Our results indicate that pallial cells migrate due to signals released from the medial subpallium (MGE and Se). It was previously shown that the tangential ventrodorsal migration of interneurons is regulated by the simultaneous expression of chemo-repulsive and chemo-attractive signals in the POA and cortex, respectively (Marin et al., 2003; Wichterle et al., 2003). We believe that a similar mechanism could control pallio-subpallial migration, and our experiments indicate that Fgf8 signaling from the telencephalic midline is a key signal for this process. The morphogenetic activity of Fgf8 during neural tube development, both in the isthmic and anterior prosencephalic organizers (Crossley et al., 1996; Martinez et al., 1999; Storm et al., 2006), suggests a long-distance effect and supports an attractive role for this signal. Since the transcriptional regulation of Fgf8 expression in these signaling centers is relatively uncharacterized, further analysis of the possible control of Fgf8 and Fgf receptor (Fgfr) genes by transcription factors, such as Tbr1, in the BF needs to be undertaken. The reduction of cell migration by SU5402 in Matrigel explants proved the involvement of Fgfrs. Fgfrs are required for the normal morphogenetic activity of Fgf8 signaling during dorsal prosencephalic development (Paek et al., 2009; Stevens et al., 2010). Some cells in the developing BF express Fgfr, but because they have been related to the oligodendroglial lineage (Bansal et al., 2003; Furusho et al., 2011) a more precise analysis is required to explore their co-existence with pallio-subpallial migrating neurons.
Once they reach their destination in the BF, the VP cells seem to differentiate into cholinergic neurons. As the neurons in the claustrum, ChBF establish cortical connections and are involved in complex brain functions, such as cognition (reviewed by Sarter et al., 2005), as well as in the physiopathology of dementia in neurodegenerative diseases (Alzheimer's and Parkinson) and schizophrenia (reviewed by Bohnen and Albin, 2010). Amygdaline cholinergic cells are functionally involved in addiction and the stress response (Markou, 2008; Meerson et al., 2010).
The cholinergic hypothesis of geriatric memory dysfunction (Bartus et al., 1982) indicates a link between ChBF degeneration and cognitive disorders. Furthermore, the degeneration of ChBF is considered an early symptom in neurodegenerative diseases (for a review, see Hampel et al., 2008). Similarly, olfactory alterations have been identified as a risk factor and an early marker of neurodegenerative diseases (Tabert et al., 2005; Arnold et al., 2010). The early degeneration of granular neurons in the OB (Wesson et al., 2010) and of cholinergic neurons of the MB (Whitehouse et al., 1982) occur as two independent processes.

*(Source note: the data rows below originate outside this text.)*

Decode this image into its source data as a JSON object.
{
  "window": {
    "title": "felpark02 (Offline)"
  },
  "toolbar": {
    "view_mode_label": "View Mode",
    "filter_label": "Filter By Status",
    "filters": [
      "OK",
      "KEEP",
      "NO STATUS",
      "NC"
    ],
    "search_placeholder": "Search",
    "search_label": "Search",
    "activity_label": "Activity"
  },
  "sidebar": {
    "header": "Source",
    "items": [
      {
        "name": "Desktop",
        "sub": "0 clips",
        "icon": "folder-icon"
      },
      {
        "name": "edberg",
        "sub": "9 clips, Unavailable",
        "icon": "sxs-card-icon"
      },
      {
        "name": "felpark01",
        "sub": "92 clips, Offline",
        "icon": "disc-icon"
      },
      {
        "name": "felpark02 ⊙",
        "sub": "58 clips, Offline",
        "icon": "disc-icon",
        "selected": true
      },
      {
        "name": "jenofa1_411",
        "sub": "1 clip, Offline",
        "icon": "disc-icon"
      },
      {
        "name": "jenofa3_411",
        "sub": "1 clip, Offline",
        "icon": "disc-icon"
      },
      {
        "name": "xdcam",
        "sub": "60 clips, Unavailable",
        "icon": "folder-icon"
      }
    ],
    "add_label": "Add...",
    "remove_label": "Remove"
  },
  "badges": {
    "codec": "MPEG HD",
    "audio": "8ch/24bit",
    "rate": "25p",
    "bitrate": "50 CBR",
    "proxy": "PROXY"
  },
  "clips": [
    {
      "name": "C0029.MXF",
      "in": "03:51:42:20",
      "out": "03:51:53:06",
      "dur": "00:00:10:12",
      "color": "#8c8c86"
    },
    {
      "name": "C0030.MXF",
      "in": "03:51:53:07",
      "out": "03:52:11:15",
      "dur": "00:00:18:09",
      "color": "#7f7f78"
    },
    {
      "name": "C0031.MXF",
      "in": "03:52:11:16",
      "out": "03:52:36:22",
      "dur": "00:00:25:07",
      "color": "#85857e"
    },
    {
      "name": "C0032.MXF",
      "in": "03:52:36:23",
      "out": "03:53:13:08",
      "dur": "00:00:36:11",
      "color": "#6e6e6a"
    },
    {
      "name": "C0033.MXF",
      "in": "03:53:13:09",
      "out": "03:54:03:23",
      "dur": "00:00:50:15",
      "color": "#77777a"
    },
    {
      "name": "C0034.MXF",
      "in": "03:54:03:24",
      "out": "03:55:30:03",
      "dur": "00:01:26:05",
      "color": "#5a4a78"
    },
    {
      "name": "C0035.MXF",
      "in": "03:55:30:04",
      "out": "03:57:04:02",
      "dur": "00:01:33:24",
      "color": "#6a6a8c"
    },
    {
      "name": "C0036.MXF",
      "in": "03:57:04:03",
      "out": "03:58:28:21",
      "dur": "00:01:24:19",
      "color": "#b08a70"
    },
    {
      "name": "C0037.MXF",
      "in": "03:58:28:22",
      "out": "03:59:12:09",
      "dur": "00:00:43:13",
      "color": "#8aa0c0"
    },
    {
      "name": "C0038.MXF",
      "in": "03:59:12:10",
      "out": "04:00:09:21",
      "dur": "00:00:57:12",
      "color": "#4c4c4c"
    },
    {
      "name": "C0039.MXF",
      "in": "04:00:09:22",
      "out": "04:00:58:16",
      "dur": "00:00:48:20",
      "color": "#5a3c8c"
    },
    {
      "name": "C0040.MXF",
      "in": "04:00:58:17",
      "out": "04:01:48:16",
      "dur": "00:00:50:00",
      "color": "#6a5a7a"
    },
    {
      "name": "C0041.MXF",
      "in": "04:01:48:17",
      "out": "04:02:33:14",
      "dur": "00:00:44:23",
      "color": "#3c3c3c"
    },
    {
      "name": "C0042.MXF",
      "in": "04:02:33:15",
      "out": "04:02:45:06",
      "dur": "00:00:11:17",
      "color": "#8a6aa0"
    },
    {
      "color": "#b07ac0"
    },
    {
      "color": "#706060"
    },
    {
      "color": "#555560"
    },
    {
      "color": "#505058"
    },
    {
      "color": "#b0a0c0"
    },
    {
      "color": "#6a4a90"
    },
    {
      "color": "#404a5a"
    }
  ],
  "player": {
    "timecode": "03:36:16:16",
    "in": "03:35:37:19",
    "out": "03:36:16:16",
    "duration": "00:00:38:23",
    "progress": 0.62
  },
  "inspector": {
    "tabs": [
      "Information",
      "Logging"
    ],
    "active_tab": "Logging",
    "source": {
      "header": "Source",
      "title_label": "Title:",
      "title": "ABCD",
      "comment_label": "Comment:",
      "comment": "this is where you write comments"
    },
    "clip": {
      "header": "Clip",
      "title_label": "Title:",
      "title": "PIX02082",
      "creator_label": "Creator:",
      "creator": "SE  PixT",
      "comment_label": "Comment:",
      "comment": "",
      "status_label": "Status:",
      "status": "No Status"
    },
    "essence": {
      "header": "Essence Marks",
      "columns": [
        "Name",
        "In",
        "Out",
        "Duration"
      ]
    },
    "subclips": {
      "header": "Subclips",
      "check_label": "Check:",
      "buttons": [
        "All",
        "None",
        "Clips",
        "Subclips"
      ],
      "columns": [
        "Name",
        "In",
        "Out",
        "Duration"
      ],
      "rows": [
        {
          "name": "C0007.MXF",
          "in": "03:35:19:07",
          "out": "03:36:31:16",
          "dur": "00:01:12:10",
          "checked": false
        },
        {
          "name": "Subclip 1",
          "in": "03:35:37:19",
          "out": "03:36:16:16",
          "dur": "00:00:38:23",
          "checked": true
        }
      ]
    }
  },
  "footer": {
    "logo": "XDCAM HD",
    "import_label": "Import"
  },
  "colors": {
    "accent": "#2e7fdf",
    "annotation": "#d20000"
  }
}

Our present results demonstrate that these neurons have a common origin in ventral pallial progenitors and that they undergo an extensive migration from their origin to their final destination. Investigating the role of the amyloid precursor protein (APP) in this neuronal migration (Young-Pearse et al., 2010) and the specific trophic dependencies related to these common ontogenetic processes in the ChBF (Stewart and Appel, 1988) could represent new directions to further our knowledge of neurodegenerative-related cognitive disorder pathophysiology.
This work was supported by DIGESIC-MEC BFU2008-00588, Ingenio 2010 MEC-CONSOLIDER CSD2007-00023, GVA Prometeo 2009/028, ISCIII CIBERSAM, Tercel (RD06/0010/0023) and EU LSHG-CT-2004-512003 (S.M.), and SFB-870 to J.G. A.P. was funded by the grant DIGESIC-MEC BFU2008-00588.
We thank C. Redondo, A. Torregrosa and O. Bahamonde for technical assistance, Dr Jonathan Jones for help in revising the manuscript, and Dr Arancha Botella for help with statistical analysis.
Competing interests statement
The authors declare no competing financial interests.